_WORK INSTRUCTION_: Answer with a number only: how many lines of the entries below contain the word "this"?

_RECORDS SUPPLIED_:
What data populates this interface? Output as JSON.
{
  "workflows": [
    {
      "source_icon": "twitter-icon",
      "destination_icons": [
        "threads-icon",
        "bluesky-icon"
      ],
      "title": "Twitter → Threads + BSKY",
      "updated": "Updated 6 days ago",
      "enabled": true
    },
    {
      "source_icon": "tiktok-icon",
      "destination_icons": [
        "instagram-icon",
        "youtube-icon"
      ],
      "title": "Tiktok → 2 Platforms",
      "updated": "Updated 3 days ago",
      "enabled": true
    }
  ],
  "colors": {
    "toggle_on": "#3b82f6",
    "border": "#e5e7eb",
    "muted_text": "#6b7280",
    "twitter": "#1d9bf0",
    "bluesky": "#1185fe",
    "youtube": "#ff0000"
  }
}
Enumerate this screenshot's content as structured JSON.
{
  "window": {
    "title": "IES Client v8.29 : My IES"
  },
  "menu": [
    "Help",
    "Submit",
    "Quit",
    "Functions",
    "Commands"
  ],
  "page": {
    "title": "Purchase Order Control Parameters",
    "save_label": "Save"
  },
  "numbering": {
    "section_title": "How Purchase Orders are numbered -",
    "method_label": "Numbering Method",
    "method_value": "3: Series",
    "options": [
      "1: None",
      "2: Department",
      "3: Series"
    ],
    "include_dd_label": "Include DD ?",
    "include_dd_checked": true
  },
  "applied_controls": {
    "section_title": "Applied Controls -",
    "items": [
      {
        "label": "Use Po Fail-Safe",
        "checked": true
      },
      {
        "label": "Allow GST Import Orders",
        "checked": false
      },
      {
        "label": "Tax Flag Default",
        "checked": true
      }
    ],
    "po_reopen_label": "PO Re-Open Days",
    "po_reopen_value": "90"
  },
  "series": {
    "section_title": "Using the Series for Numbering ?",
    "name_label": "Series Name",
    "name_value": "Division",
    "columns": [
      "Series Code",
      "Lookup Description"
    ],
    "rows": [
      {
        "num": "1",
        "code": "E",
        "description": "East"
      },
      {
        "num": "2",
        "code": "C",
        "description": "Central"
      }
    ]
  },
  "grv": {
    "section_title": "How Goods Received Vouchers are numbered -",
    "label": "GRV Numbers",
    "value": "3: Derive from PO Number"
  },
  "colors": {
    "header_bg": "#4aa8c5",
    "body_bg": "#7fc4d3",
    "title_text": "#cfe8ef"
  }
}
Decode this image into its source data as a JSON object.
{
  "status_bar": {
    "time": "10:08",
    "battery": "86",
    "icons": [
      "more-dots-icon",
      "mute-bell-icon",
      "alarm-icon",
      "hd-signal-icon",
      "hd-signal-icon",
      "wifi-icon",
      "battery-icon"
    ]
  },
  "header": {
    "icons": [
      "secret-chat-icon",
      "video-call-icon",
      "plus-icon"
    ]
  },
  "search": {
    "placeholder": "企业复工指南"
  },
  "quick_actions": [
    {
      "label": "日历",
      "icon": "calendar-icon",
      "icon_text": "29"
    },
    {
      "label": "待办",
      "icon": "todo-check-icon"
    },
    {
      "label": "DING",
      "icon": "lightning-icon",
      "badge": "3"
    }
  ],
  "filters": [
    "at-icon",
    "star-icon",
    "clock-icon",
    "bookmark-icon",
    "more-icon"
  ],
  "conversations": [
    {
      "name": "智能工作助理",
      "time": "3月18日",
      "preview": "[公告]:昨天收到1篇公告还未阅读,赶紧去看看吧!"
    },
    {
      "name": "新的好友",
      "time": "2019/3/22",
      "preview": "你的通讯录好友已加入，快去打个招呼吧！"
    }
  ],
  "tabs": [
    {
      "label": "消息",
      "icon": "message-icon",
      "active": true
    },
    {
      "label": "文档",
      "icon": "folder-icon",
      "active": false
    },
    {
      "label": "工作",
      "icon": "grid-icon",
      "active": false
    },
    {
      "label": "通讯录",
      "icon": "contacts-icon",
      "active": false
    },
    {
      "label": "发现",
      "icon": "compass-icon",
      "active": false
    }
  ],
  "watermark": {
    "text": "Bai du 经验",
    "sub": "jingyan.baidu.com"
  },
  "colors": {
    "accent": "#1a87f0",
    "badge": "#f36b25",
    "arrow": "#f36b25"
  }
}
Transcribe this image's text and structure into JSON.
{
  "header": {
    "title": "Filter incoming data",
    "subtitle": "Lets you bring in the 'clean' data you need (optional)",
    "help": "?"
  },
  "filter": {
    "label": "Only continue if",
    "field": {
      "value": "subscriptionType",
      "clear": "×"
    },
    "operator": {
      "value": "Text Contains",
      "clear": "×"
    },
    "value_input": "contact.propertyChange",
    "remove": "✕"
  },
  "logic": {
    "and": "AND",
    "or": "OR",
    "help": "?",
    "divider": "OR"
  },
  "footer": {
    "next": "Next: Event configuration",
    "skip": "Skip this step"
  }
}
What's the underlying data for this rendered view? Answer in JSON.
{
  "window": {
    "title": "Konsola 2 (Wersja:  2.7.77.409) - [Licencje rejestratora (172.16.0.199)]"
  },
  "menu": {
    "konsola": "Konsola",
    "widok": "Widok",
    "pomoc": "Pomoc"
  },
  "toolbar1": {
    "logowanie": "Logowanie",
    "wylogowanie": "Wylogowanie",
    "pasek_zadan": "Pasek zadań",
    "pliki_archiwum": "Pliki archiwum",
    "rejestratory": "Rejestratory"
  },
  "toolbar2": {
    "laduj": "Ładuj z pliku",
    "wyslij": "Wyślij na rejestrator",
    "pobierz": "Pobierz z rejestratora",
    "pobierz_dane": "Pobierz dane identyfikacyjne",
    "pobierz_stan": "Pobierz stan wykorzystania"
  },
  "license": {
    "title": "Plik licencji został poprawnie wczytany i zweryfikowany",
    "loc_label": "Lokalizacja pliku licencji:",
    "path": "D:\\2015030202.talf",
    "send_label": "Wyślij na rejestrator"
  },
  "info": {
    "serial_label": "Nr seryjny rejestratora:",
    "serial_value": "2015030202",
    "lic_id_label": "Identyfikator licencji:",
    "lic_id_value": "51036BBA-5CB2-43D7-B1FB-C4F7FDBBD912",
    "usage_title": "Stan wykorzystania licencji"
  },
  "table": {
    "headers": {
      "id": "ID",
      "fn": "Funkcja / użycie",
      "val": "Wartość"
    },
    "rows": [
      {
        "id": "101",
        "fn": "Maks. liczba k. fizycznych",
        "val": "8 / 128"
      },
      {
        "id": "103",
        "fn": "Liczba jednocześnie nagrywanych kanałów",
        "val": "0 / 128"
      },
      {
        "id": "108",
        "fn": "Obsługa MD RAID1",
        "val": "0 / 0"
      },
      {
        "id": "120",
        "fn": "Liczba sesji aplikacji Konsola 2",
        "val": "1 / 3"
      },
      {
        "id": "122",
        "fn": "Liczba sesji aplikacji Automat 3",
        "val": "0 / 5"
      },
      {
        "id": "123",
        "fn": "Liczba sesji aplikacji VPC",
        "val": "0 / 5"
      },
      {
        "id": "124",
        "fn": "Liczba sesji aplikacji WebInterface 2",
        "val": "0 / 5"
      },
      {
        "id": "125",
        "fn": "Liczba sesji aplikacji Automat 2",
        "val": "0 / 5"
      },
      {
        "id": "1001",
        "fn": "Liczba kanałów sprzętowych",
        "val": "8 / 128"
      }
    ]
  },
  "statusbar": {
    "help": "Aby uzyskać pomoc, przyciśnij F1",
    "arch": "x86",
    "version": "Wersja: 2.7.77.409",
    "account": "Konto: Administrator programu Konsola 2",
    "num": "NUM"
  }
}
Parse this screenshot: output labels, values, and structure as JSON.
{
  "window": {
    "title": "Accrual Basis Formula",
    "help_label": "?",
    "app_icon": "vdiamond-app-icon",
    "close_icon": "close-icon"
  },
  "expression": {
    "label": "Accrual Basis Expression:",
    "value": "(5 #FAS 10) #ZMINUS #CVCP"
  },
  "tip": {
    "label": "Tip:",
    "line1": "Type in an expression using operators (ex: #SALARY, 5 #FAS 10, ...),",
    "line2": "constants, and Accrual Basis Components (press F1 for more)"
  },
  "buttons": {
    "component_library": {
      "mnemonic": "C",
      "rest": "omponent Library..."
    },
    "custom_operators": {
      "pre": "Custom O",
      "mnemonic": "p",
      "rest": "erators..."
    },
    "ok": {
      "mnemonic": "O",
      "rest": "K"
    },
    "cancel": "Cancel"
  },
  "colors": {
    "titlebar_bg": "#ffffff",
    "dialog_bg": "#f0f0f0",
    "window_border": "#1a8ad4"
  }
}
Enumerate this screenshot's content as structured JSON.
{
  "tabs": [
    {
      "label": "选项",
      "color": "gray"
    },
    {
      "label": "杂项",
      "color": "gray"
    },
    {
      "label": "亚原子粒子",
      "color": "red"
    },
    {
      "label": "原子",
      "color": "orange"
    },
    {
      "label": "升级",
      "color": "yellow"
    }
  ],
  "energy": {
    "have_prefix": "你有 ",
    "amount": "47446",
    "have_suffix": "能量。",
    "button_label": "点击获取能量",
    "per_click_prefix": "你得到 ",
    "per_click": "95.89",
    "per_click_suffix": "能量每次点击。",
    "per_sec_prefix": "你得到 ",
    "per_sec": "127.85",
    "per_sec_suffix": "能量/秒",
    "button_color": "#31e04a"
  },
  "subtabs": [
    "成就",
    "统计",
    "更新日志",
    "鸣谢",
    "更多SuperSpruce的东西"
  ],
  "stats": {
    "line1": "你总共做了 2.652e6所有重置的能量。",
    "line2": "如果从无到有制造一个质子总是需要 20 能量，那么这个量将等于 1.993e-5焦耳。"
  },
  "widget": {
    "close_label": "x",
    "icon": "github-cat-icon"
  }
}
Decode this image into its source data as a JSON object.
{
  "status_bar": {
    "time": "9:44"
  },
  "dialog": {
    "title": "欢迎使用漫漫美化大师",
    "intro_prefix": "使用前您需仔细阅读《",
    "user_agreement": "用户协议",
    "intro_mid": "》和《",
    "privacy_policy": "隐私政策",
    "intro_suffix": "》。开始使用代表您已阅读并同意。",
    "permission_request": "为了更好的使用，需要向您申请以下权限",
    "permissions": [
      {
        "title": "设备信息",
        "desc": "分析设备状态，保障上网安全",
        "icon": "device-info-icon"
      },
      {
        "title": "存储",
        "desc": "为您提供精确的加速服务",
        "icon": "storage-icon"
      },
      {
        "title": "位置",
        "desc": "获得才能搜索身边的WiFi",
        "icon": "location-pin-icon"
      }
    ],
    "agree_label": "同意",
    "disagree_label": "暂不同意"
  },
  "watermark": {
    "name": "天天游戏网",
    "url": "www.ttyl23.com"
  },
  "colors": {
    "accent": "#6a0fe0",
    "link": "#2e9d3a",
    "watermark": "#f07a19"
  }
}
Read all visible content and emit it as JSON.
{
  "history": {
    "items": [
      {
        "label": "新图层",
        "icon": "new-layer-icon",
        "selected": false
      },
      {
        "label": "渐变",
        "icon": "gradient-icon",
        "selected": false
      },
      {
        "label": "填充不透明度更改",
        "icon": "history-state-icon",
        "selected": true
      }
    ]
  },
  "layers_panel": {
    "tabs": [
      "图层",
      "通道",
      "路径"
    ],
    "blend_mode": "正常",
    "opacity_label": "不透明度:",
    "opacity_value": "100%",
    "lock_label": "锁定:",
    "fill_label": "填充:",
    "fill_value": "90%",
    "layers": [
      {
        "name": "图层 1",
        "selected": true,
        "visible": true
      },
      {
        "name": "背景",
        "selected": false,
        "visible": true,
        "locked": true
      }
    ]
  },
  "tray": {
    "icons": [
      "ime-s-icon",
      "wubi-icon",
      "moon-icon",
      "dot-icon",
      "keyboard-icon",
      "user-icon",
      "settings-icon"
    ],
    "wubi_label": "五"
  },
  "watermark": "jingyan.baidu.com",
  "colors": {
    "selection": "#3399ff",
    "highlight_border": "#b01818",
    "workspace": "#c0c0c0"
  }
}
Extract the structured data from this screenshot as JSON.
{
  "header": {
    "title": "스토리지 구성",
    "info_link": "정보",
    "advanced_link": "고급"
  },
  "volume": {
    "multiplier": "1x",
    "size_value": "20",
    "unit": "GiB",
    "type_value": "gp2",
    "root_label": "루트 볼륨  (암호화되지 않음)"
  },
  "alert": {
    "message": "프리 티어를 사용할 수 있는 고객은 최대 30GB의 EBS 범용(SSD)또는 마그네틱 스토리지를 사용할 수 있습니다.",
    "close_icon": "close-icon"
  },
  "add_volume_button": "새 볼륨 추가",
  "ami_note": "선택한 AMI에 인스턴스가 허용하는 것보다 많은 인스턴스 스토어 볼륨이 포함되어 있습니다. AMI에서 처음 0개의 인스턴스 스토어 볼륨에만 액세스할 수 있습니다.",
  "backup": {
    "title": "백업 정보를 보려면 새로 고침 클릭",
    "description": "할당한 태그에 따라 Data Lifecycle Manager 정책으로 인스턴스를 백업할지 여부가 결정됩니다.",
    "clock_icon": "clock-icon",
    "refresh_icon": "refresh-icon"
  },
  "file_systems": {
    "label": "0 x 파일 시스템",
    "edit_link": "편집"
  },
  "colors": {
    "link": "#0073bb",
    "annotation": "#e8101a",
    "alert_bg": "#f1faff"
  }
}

_WRITTEN ANSWER_: 10